[Start of Attachment]

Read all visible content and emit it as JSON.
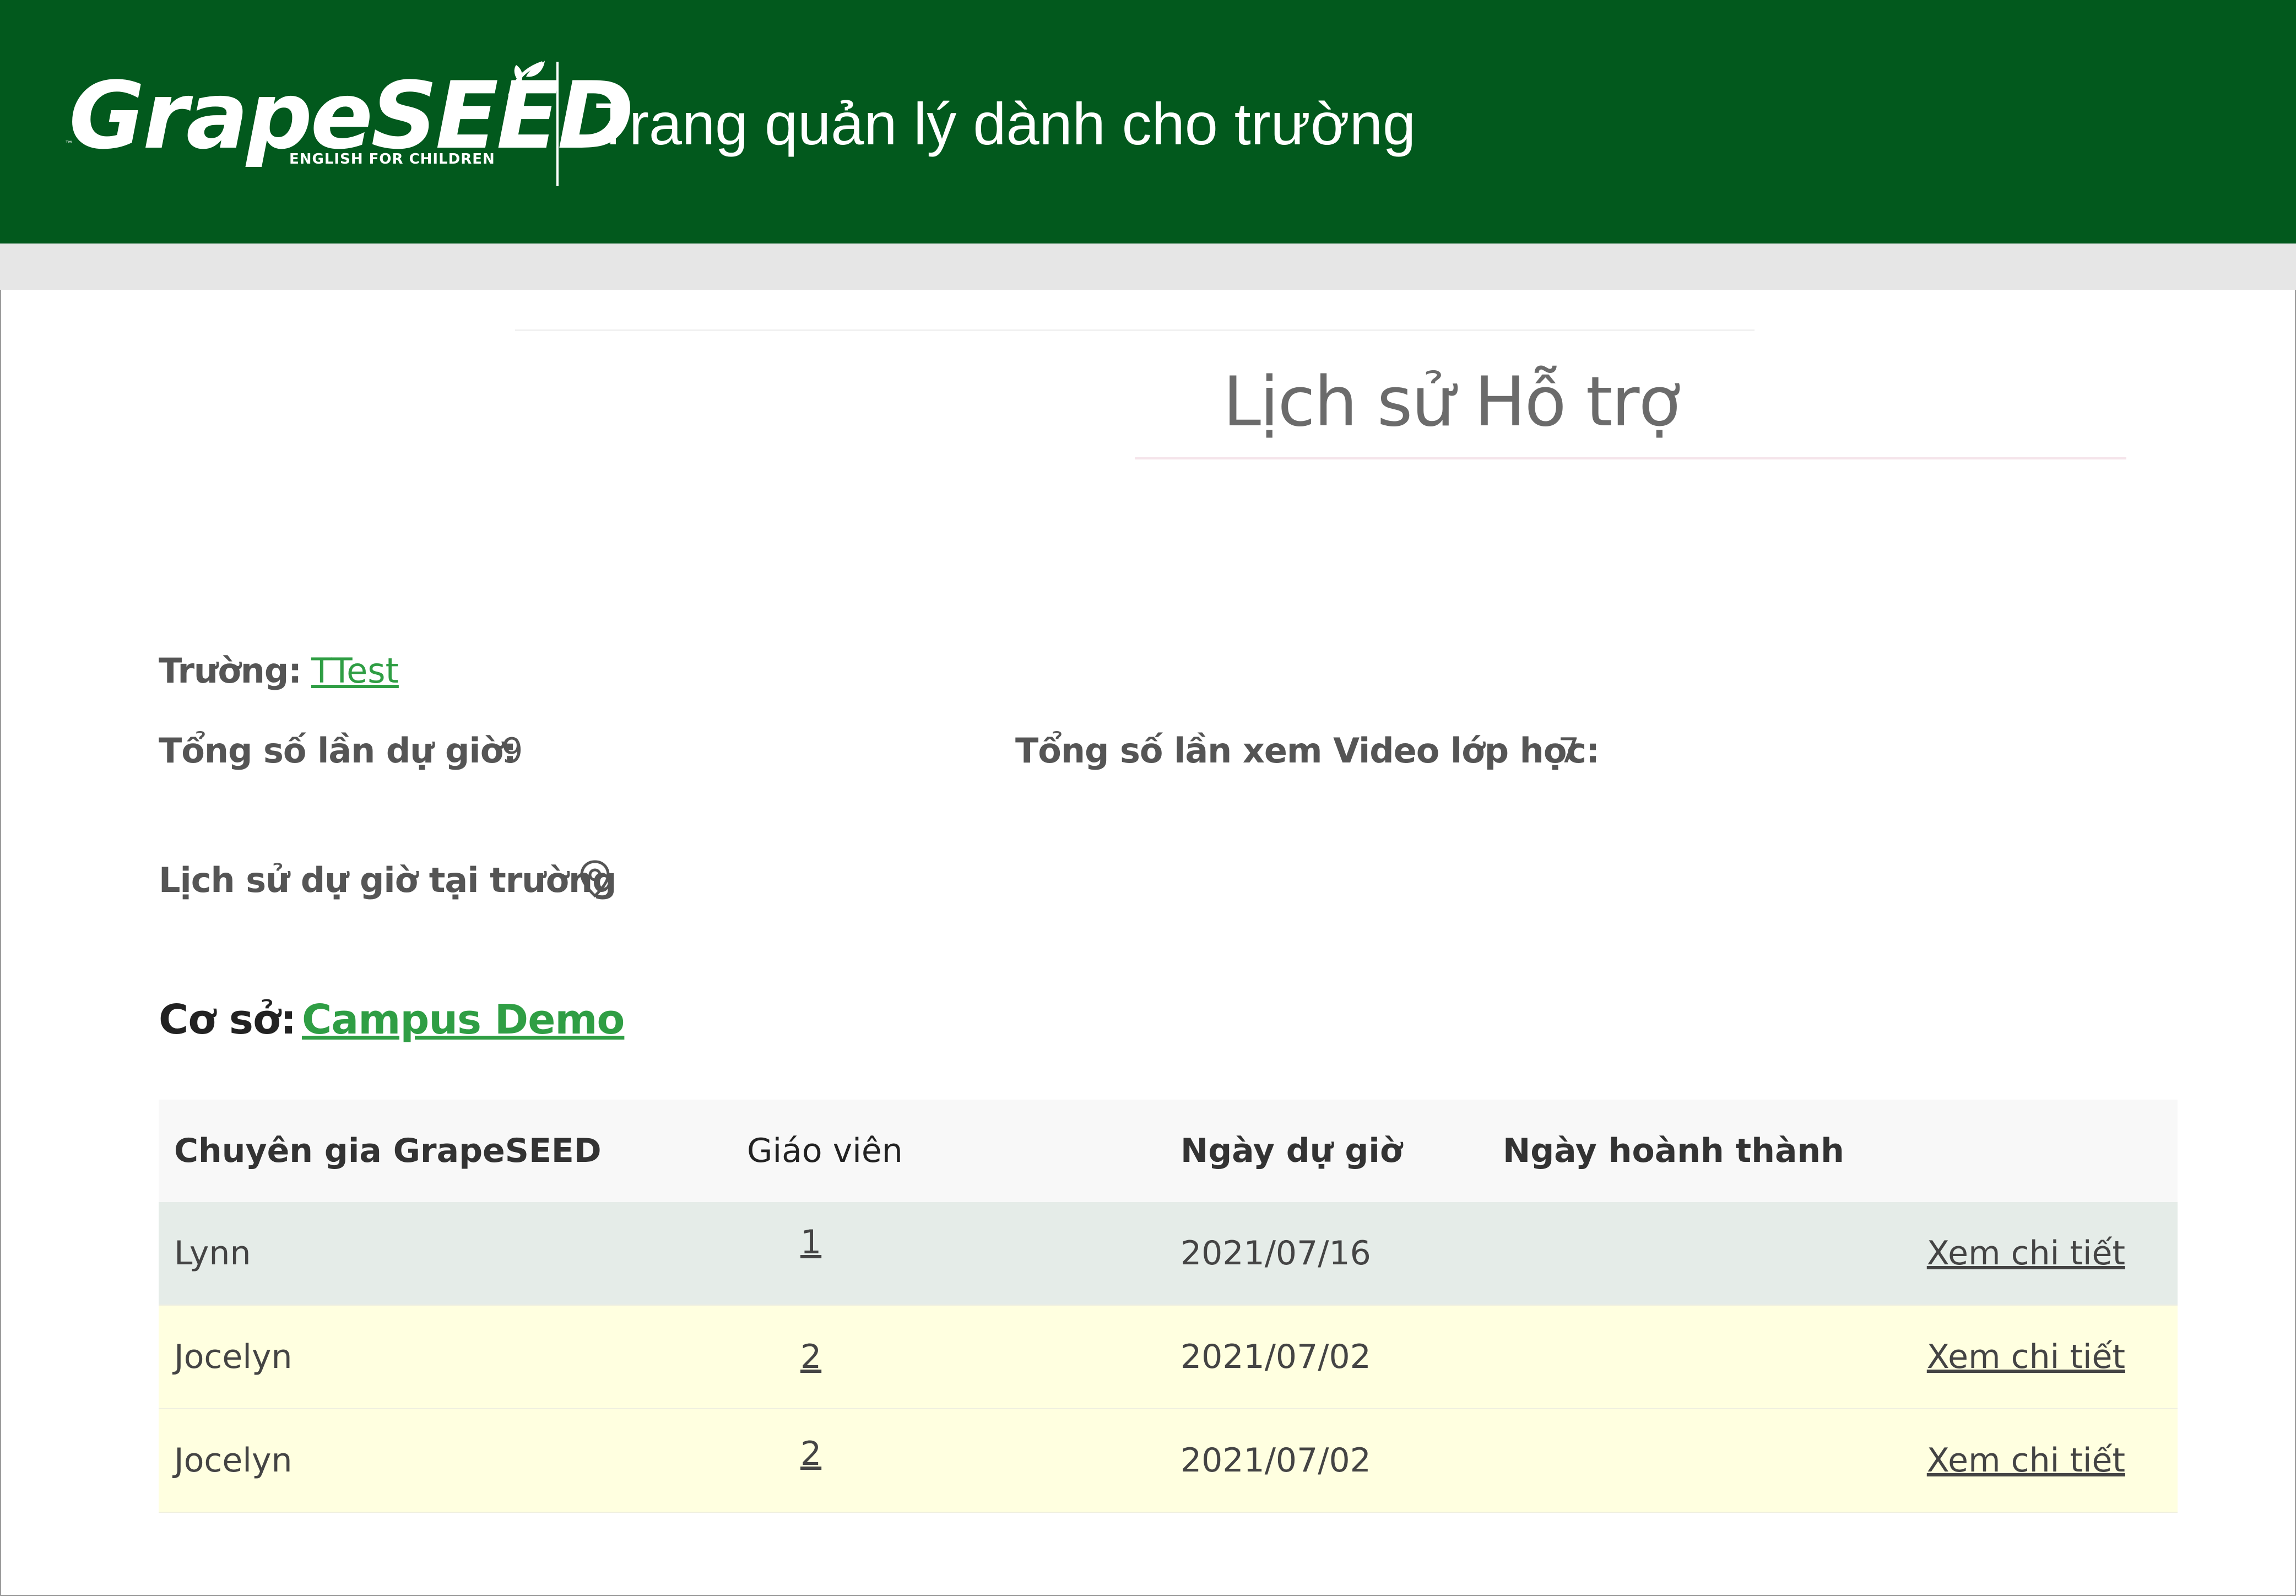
{
  "header": {
    "logo_text": "GrapeSEED",
    "logo_tagline": "ENGLISH FOR CHILDREN",
    "logo_tm": "™",
    "title": "Trang quản lý dành cho trường",
    "background_color": "#02591d"
  },
  "page": {
    "title": "Lịch sử Hỗ trợ"
  },
  "info": {
    "school_label": "Trường:",
    "school_value": "TTest",
    "visits_label": "Tổng số lần dự giờ:",
    "visits_value": "9",
    "video_label": "Tổng số lần xem Video lớp học:",
    "video_value": "7",
    "history_label": "Lịch sử dự giờ tại trường",
    "history_icon": "map-pin-icon"
  },
  "campus": {
    "label": "Cơ sở:",
    "value": "Campus Demo"
  },
  "table": {
    "headers": {
      "expert": "Chuyên gia GrapeSEED",
      "teacher": "Giáo viên",
      "visit_date": "Ngày dự giờ",
      "completed_date": "Ngày hoành thành"
    },
    "rows": [
      {
        "expert": "Lynn",
        "teacher": "1",
        "visit_date": "2021/07/16",
        "completed_date": "",
        "action": "Xem chi tiết"
      },
      {
        "expert": "Jocelyn",
        "teacher": "2",
        "visit_date": "2021/07/02",
        "completed_date": "",
        "action": "Xem chi tiết"
      },
      {
        "expert": "Jocelyn",
        "teacher": "2",
        "visit_date": "2021/07/02",
        "completed_date": "",
        "action": "Xem chi tiết"
      }
    ]
  },
  "colors": {
    "link": "#2f9e44",
    "row_highlight": "#e5ece8",
    "row_alt": "#ffffe0"
  }
}
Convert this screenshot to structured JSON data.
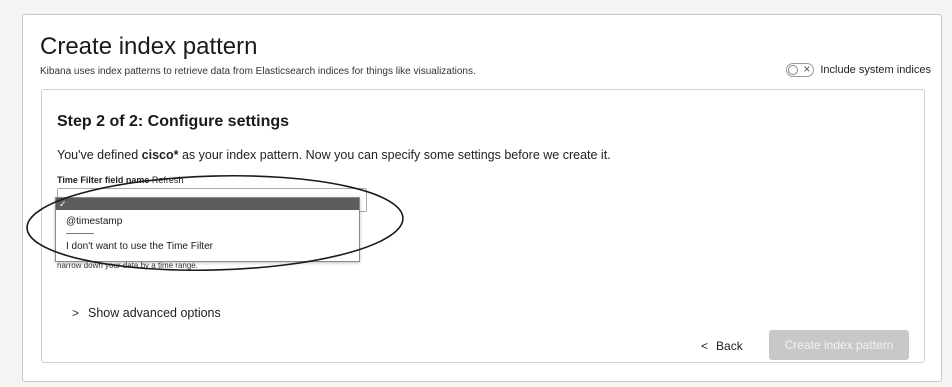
{
  "header": {
    "title": "Create index pattern",
    "subtitle": "Kibana uses index patterns to retrieve data from Elasticsearch indices for things like visualizations.",
    "system_toggle": {
      "label": "Include system indices",
      "x_glyph": "×",
      "checked": false
    }
  },
  "step": {
    "title": "Step 2 of 2: Configure settings",
    "description_before": "You've defined ",
    "pattern": "cisco*",
    "description_after": " as your index pattern. Now you can specify some settings before we create it.",
    "field_label": "Time Filter field name",
    "refresh_label": "Refresh",
    "dropdown": {
      "selected_check": "✓",
      "options": [
        "@timestamp",
        "I don't want to use the Time Filter"
      ]
    },
    "help_text": "narrow down your data by a time range."
  },
  "advanced": {
    "chevron": ">",
    "label": "Show advanced options"
  },
  "footer": {
    "back_chevron": "<",
    "back_label": "Back",
    "create_label": "Create index pattern"
  },
  "colors": {
    "selected_option_bg": "#5c5c5c",
    "disabled_button_bg": "#c8c8c8",
    "annotation_stroke": "#1a1a1a"
  }
}
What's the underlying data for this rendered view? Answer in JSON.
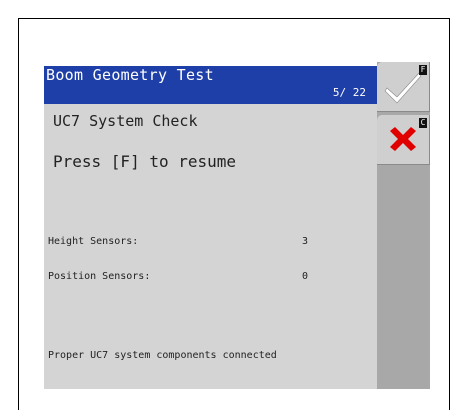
{
  "header": {
    "title": "Boom Geometry Test",
    "page": "5/ 22"
  },
  "main": {
    "subtitle": "UC7 System Check",
    "instruction": "Press [F] to resume",
    "rows": [
      {
        "label": "Height Sensors:",
        "value": "3"
      },
      {
        "label": "Position Sensors:",
        "value": "0"
      }
    ],
    "footer": "Proper UC7 system components connected"
  },
  "softkeys": {
    "confirm": {
      "icon": "checkmark-icon",
      "key": "F",
      "color": "#ffffff"
    },
    "cancel": {
      "icon": "x-icon",
      "key": "C",
      "color": "#e00000"
    }
  },
  "colors": {
    "header_bg": "#1f3fa8",
    "screen_bg": "#d4d4d4",
    "sidebar_bg": "#a8a8a8"
  }
}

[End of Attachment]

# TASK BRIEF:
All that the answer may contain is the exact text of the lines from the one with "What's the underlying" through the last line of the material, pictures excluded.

# RESPONSE:
What's the underlying data for this rendered view? Answer in JSON.
{
  "header": {
    "title": "Boom Geometry Test",
    "page": "5/ 22"
  },
  "main": {
    "subtitle": "UC7 System Check",
    "instruction": "Press [F] to resume",
    "rows": [
      {
        "label": "Height Sensors:",
        "value": "3"
      },
      {
        "label": "Position Sensors:",
        "value": "0"
      }
    ],
    "footer": "Proper UC7 system components connected"
  },
  "softkeys": {
    "confirm": {
      "icon": "checkmark-icon",
      "key": "F",
      "color": "#ffffff"
    },
    "cancel": {
      "icon": "x-icon",
      "key": "C",
      "color": "#e00000"
    }
  },
  "colors": {
    "header_bg": "#1f3fa8",
    "screen_bg": "#d4d4d4",
    "sidebar_bg": "#a8a8a8"
  }
}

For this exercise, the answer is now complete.